Copy all lines containing the string "icon" from the records below.

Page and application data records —
━━━━━━━━━━━━━━━━━━━━━━━━━━━━━━

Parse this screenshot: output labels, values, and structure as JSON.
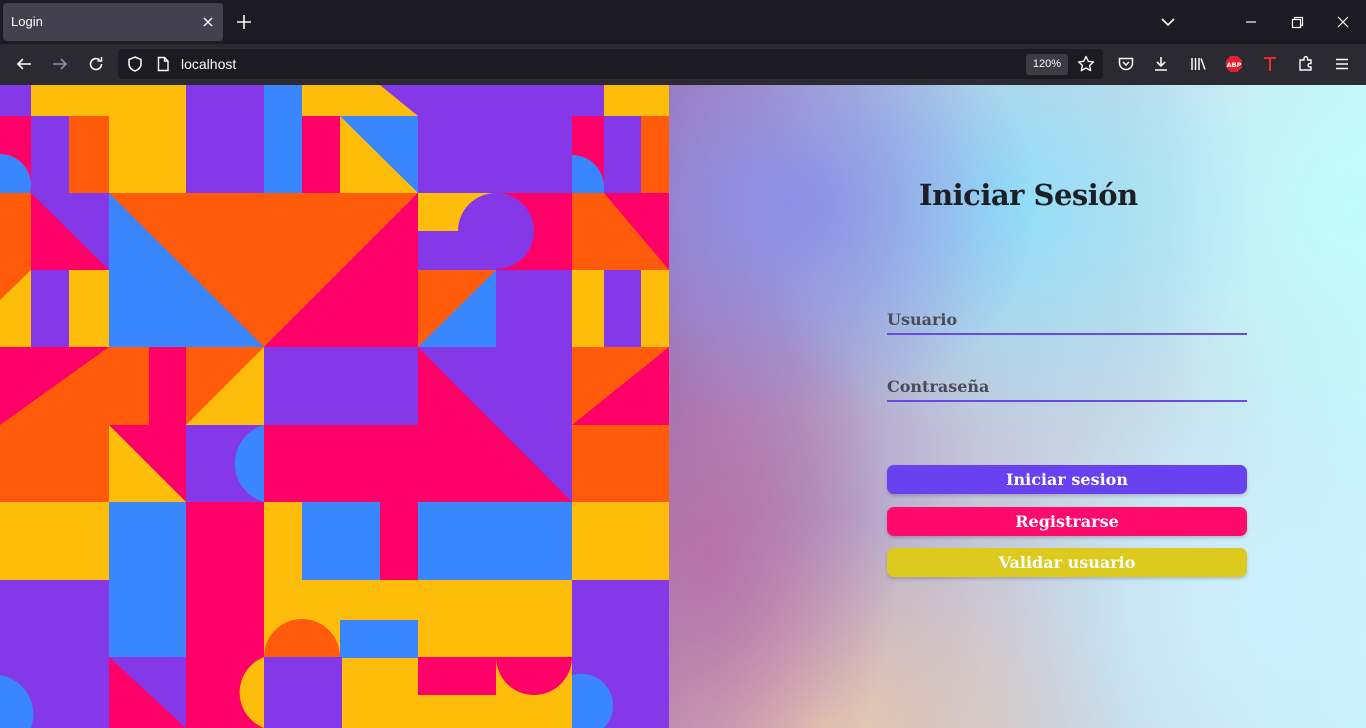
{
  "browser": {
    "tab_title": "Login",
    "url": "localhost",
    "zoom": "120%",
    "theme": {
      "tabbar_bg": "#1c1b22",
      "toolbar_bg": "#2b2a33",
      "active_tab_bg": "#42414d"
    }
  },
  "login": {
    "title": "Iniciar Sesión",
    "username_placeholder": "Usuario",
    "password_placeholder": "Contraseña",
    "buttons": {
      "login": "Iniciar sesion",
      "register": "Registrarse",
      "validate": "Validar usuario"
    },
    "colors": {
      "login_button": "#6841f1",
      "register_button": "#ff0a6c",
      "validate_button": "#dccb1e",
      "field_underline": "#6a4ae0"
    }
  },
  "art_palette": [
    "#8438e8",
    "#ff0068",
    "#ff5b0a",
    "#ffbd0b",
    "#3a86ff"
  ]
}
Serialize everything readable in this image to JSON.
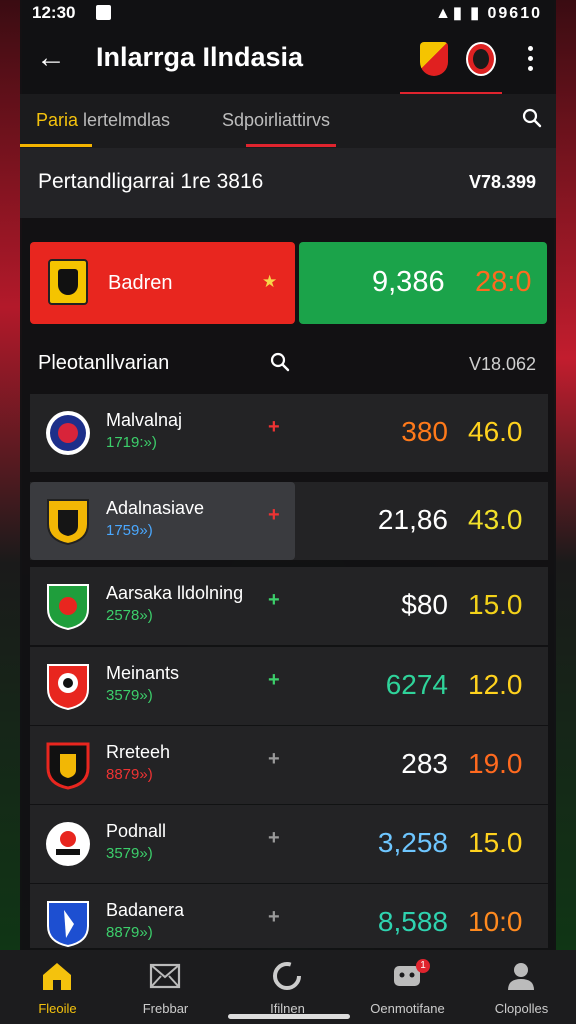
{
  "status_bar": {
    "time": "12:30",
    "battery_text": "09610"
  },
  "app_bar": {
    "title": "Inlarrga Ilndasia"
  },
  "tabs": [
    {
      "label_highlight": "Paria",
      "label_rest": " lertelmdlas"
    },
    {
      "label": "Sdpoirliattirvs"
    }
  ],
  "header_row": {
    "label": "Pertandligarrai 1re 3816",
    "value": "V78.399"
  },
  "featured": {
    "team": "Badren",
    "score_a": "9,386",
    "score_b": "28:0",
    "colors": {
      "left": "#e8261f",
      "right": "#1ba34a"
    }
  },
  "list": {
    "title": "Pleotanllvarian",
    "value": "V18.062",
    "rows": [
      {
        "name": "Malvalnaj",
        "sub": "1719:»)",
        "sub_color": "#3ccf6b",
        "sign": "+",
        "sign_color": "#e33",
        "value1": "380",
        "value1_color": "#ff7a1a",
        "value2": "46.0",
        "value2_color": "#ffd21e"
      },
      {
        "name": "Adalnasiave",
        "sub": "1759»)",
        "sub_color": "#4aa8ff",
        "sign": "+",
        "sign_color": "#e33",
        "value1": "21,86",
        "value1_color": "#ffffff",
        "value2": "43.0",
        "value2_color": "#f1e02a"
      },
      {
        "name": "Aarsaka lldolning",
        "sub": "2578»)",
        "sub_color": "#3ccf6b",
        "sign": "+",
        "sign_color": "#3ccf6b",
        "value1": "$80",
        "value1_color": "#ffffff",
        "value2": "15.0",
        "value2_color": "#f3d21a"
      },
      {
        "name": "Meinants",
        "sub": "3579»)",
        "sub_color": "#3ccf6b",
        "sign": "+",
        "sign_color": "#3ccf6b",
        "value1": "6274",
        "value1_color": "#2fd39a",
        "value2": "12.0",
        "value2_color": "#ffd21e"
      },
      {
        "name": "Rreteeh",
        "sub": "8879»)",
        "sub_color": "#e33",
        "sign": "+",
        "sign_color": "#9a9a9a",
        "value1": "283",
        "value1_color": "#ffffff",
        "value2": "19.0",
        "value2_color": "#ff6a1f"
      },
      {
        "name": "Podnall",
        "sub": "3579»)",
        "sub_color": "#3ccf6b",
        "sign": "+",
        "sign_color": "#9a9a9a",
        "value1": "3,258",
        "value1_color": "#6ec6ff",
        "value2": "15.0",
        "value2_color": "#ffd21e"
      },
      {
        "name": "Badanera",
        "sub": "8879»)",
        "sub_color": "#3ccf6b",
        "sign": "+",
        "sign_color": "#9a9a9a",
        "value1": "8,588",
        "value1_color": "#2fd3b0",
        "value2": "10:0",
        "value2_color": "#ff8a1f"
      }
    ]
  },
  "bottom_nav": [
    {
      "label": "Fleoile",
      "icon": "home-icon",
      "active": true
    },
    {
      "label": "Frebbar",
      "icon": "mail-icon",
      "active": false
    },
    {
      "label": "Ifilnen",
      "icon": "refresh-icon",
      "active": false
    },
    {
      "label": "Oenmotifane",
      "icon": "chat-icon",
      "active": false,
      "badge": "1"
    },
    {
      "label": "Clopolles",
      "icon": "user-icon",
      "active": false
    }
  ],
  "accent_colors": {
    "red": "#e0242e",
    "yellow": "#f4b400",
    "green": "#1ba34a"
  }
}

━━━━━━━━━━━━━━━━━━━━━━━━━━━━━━

Written solution —
      "icon": "home-icon",
      "icon": "mail-icon",
      "icon": "refresh-icon",
      "icon": "chat-icon",
      "icon": "user-icon",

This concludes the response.